### Action item
Find how many lines in the listing below include the word "JSON". Give that number only.

### Provided data
= = = = =

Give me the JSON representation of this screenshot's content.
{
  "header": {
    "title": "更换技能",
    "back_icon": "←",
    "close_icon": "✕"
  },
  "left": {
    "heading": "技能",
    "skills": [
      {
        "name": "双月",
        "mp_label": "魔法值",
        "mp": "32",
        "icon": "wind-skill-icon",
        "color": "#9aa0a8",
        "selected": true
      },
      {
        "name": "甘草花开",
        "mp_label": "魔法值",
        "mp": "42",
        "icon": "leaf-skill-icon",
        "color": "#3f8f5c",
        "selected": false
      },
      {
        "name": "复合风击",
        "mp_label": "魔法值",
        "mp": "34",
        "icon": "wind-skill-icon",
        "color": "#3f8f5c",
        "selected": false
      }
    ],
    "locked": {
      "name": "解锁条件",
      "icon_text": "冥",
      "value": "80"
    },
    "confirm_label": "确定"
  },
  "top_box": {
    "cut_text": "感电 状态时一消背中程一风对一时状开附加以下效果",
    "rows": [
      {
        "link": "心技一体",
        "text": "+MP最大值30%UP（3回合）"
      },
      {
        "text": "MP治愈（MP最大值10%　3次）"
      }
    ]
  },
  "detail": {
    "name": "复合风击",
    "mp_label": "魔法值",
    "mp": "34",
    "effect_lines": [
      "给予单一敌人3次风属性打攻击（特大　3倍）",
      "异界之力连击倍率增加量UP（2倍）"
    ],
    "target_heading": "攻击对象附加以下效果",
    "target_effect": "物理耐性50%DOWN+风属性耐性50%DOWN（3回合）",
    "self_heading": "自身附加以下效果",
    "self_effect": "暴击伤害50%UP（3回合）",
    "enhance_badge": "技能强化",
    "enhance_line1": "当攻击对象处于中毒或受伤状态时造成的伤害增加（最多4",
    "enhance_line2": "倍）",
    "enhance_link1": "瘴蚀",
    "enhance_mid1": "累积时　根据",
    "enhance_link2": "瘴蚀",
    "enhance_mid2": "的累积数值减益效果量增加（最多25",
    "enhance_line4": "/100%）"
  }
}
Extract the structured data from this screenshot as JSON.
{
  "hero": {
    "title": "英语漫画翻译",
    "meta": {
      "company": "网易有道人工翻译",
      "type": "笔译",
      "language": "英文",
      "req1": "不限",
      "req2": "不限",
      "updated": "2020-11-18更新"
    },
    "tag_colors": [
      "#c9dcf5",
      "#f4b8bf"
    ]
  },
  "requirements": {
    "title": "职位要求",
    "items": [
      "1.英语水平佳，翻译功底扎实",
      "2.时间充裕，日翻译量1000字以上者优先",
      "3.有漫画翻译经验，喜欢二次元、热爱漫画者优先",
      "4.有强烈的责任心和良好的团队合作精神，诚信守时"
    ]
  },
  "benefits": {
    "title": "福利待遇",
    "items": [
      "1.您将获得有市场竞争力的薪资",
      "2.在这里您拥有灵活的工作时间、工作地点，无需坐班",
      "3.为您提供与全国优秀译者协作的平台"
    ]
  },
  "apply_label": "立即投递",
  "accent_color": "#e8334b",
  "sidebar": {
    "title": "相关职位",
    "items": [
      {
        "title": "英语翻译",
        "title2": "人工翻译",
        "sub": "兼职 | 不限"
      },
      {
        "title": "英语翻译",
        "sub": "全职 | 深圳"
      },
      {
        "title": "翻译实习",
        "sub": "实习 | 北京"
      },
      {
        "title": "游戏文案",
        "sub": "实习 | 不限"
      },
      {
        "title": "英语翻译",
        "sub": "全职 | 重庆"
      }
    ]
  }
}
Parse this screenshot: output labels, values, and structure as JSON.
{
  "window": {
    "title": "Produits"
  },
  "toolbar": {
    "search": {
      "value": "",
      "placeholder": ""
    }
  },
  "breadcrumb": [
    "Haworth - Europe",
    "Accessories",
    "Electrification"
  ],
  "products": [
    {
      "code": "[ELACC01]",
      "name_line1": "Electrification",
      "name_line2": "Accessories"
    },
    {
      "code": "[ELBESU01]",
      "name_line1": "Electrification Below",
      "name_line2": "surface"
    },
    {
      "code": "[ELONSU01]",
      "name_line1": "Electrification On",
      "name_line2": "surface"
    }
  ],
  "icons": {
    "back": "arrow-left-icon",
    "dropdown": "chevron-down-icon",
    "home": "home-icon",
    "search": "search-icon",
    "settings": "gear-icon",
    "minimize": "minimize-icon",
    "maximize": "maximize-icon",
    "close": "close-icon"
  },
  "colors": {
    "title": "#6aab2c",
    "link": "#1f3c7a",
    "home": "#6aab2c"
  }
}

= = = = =

### Answer for this exercise
3